• _HOW TO COMPLETE THIS TASK_
Every record is to be restated exactly, with nothing left out.

• _LISTED ENTRIES_
-.-.-
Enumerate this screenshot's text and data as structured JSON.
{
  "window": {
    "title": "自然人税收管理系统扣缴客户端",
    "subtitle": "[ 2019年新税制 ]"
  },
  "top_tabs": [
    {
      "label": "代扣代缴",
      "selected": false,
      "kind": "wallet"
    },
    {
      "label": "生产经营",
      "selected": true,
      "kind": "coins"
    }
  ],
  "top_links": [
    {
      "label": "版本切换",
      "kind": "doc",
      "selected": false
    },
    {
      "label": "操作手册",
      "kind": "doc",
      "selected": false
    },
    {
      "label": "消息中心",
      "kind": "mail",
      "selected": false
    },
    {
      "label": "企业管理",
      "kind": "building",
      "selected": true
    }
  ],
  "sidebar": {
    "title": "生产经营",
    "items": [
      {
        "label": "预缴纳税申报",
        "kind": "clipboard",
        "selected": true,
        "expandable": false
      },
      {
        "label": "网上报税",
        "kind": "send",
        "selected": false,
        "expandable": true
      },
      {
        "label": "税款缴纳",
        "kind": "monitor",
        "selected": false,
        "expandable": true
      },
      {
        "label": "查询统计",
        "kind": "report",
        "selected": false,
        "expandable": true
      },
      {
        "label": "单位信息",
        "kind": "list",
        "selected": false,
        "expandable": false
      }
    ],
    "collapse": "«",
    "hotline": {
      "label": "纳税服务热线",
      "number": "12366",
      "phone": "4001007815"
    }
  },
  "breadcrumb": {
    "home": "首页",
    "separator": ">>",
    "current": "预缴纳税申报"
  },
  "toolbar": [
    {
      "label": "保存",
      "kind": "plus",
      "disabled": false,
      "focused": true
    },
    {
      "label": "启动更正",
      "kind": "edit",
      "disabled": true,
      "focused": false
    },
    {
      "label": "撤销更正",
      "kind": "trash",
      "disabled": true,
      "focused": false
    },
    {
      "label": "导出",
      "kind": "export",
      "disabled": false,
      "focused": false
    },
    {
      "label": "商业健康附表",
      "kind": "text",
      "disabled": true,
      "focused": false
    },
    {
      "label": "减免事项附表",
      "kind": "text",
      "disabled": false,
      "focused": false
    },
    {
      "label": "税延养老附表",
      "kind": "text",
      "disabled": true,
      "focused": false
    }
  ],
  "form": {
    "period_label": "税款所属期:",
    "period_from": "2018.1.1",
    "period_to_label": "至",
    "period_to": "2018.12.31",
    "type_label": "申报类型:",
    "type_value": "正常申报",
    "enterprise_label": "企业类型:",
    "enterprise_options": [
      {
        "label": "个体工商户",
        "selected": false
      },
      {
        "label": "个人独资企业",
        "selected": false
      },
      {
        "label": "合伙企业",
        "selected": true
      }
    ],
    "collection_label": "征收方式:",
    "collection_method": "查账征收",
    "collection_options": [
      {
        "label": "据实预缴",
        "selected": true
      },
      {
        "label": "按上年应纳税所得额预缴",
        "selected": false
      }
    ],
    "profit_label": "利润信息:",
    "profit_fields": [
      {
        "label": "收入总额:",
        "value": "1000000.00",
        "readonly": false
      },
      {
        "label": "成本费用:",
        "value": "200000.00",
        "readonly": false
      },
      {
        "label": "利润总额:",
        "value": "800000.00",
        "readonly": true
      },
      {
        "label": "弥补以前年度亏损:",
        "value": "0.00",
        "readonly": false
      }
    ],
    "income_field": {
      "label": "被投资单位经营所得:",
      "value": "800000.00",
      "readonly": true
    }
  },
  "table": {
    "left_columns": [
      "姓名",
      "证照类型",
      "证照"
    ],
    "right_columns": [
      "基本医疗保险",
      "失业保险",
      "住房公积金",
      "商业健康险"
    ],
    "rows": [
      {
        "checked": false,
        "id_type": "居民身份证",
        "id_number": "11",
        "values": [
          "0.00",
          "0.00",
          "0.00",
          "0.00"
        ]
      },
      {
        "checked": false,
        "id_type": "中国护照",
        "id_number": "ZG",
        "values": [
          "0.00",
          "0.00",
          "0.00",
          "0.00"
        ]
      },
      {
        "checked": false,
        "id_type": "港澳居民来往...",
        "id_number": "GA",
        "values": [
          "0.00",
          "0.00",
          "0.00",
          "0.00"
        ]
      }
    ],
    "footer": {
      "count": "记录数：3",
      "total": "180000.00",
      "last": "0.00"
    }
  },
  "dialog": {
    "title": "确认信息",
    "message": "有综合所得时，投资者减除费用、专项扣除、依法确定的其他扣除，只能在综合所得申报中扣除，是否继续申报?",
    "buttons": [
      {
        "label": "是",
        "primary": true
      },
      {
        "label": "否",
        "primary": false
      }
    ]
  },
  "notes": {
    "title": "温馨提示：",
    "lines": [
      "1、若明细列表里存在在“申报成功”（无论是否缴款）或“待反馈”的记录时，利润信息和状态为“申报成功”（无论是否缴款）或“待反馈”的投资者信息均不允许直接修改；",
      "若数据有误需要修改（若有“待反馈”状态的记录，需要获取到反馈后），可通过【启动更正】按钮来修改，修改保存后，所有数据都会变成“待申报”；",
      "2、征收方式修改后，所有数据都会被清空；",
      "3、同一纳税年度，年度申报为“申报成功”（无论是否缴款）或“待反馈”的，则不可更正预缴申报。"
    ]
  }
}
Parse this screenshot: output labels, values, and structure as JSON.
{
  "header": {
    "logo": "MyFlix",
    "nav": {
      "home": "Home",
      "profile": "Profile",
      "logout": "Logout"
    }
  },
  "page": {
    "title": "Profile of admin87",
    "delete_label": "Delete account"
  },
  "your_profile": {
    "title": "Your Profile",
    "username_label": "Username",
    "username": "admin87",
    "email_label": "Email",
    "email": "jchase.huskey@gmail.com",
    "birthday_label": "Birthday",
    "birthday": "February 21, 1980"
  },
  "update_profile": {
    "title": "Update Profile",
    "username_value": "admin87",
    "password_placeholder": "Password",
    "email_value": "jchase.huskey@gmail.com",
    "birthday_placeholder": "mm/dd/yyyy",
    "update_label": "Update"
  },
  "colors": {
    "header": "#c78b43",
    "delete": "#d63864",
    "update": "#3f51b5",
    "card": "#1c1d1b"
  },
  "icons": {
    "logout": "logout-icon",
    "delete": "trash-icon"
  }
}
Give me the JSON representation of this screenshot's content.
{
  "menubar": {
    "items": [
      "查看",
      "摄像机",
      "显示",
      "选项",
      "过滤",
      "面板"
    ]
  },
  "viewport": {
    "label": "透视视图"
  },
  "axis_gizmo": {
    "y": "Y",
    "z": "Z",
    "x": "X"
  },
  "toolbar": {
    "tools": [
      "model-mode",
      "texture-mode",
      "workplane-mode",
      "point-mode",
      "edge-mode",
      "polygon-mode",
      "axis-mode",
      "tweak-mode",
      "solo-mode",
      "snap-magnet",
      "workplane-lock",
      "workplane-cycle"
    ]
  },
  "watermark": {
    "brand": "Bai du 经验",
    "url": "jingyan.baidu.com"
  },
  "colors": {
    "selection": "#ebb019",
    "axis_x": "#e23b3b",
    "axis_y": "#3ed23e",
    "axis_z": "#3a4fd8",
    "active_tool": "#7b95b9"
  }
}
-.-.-
• _RESULT_
Enumerate this screenshot's text and data as structured JSON.
{
  "window": {
    "title": "自然人税收管理系统扣缴客户端",
    "subtitle": "[ 2019年新税制 ]"
  },
  "top_tabs": [
    {
      "label": "代扣代缴",
      "selected": false,
      "kind": "wallet"
    },
    {
      "label": "生产经营",
      "selected": true,
      "kind": "coins"
    }
  ],
  "top_links": [
    {
      "label": "版本切换",
      "kind": "doc",
      "selected": false
    },
    {
      "label": "操作手册",
      "kind": "doc",
      "selected": false
    },
    {
      "label": "消息中心",
      "kind": "mail",
      "selected": false
    },
    {
      "label": "企业管理",
      "kind": "building",
      "selected": true
    }
  ],
  "sidebar": {
    "title": "生产经营",
    "items": [
      {
        "label": "预缴纳税申报",
        "kind": "clipboard",
        "selected": true,
        "expandable": false
      },
      {
        "label": "网上报税",
        "kind": "send",
        "selected": false,
        "expandable": true
      },
      {
        "label": "税款缴纳",
        "kind": "monitor",
        "selected": false,
        "expandable": true
      },
      {
        "label": "查询统计",
        "kind": "report",
        "selected": false,
        "expandable": true
      },
      {
        "label": "单位信息",
        "kind": "list",
        "selected": false,
        "expandable": false
      }
    ],
    "collapse": "«",
    "hotline": {
      "label": "纳税服务热线",
      "number": "12366",
      "phone": "4001007815"
    }
  },
  "breadcrumb": {
    "home": "首页",
    "separator": ">>",
    "current": "预缴纳税申报"
  },
  "toolbar": [
    {
      "label": "保存",
      "kind": "plus",
      "disabled": false,
      "focused": true
    },
    {
      "label": "启动更正",
      "kind": "edit",
      "disabled": true,
      "focused": false
    },
    {
      "label": "撤销更正",
      "kind": "trash",
      "disabled": true,
      "focused": false
    },
    {
      "label": "导出",
      "kind": "export",
      "disabled": false,
      "focused": false
    },
    {
      "label": "商业健康附表",
      "kind": "text",
      "disabled": true,
      "focused": false
    },
    {
      "label": "减免事项附表",
      "kind": "text",
      "disabled": false,
      "focused": false
    },
    {
      "label": "税延养老附表",
      "kind": "text",
      "disabled": true,
      "focused": false
    }
  ],
  "form": {
    "period_label": "税款所属期:",
    "period_from": "2018.1.1",
    "period_to_label": "至",
    "period_to": "2018.12.31",
    "type_label": "申报类型:",
    "type_value": "正常申报",
    "enterprise_label": "企业类型:",
    "enterprise_options": [
      {
        "label": "个体工商户",
        "selected": false
      },
      {
        "label": "个人独资企业",
        "selected": false
      },
      {
        "label": "合伙企业",
        "selected": true
      }
    ],
    "collection_label": "征收方式:",
    "collection_method": "查账征收",
    "collection_options": [
      {
        "label": "据实预缴",
        "selected": true
      },
      {
        "label": "按上年应纳税所得额预缴",
        "selected": false
      }
    ],
    "profit_label": "利润信息:",
    "profit_fields": [
      {
        "label": "收入总额:",
        "value": "1000000.00",
        "readonly": false
      },
      {
        "label": "成本费用:",
        "value": "200000.00",
        "readonly": false
      },
      {
        "label": "利润总额:",
        "value": "800000.00",
        "readonly": true
      },
      {
        "label": "弥补以前年度亏损:",
        "value": "0.00",
        "readonly": false
      }
    ],
    "income_field": {
      "label": "被投资单位经营所得:",
      "value": "800000.00",
      "readonly": true
    }
  },
  "table": {
    "left_columns": [
      "姓名",
      "证照类型",
      "证照"
    ],
    "right_columns": [
      "基本医疗保险",
      "失业保险",
      "住房公积金",
      "商业健康险"
    ],
    "rows": [
      {
        "checked": false,
        "id_type": "居民身份证",
        "id_number": "11",
        "values": [
          "0.00",
          "0.00",
          "0.00",
          "0.00"
        ]
      },
      {
        "checked": false,
        "id_type": "中国护照",
        "id_number": "ZG",
        "values": [
          "0.00",
          "0.00",
          "0.00",
          "0.00"
        ]
      },
      {
        "checked": false,
        "id_type": "港澳居民来往...",
        "id_number": "GA",
        "values": [
          "0.00",
          "0.00",
          "0.00",
          "0.00"
        ]
      }
    ],
    "footer": {
      "count": "记录数：3",
      "total": "180000.00",
      "last": "0.00"
    }
  },
  "dialog": {
    "title": "确认信息",
    "message": "有综合所得时，投资者减除费用、专项扣除、依法确定的其他扣除，只能在综合所得申报中扣除，是否继续申报?",
    "buttons": [
      {
        "label": "是",
        "primary": true
      },
      {
        "label": "否",
        "primary": false
      }
    ]
  },
  "notes": {
    "title": "温馨提示：",
    "lines": [
      "1、若明细列表里存在在“申报成功”（无论是否缴款）或“待反馈”的记录时，利润信息和状态为“申报成功”（无论是否缴款）或“待反馈”的投资者信息均不允许直接修改；",
      "若数据有误需要修改（若有“待反馈”状态的记录，需要获取到反馈后），可通过【启动更正】按钮来修改，修改保存后，所有数据都会变成“待申报”；",
      "2、征收方式修改后，所有数据都会被清空；",
      "3、同一纳税年度，年度申报为“申报成功”（无论是否缴款）或“待反馈”的，则不可更正预缴申报。"
    ]
  }
}
Parse this screenshot: output labels, values, and structure as JSON.
{
  "header": {
    "logo": "MyFlix",
    "nav": {
      "home": "Home",
      "profile": "Profile",
      "logout": "Logout"
    }
  },
  "page": {
    "title": "Profile of admin87",
    "delete_label": "Delete account"
  },
  "your_profile": {
    "title": "Your Profile",
    "username_label": "Username",
    "username": "admin87",
    "email_label": "Email",
    "email": "jchase.huskey@gmail.com",
    "birthday_label": "Birthday",
    "birthday": "February 21, 1980"
  },
  "update_profile": {
    "title": "Update Profile",
    "username_value": "admin87",
    "password_placeholder": "Password",
    "email_value": "jchase.huskey@gmail.com",
    "birthday_placeholder": "mm/dd/yyyy",
    "update_label": "Update"
  },
  "colors": {
    "header": "#c78b43",
    "delete": "#d63864",
    "update": "#3f51b5",
    "card": "#1c1d1b"
  },
  "icons": {
    "logout": "logout-icon",
    "delete": "trash-icon"
  }
}
Give me the JSON representation of this screenshot's content.
{
  "menubar": {
    "items": [
      "查看",
      "摄像机",
      "显示",
      "选项",
      "过滤",
      "面板"
    ]
  },
  "viewport": {
    "label": "透视视图"
  },
  "axis_gizmo": {
    "y": "Y",
    "z": "Z",
    "x": "X"
  },
  "toolbar": {
    "tools": [
      "model-mode",
      "texture-mode",
      "workplane-mode",
      "point-mode",
      "edge-mode",
      "polygon-mode",
      "axis-mode",
      "tweak-mode",
      "solo-mode",
      "snap-magnet",
      "workplane-lock",
      "workplane-cycle"
    ]
  },
  "watermark": {
    "brand": "Bai du 经验",
    "url": "jingyan.baidu.com"
  },
  "colors": {
    "selection": "#ebb019",
    "axis_x": "#e23b3b",
    "axis_y": "#3ed23e",
    "axis_z": "#3a4fd8",
    "active_tool": "#7b95b9"
  }
}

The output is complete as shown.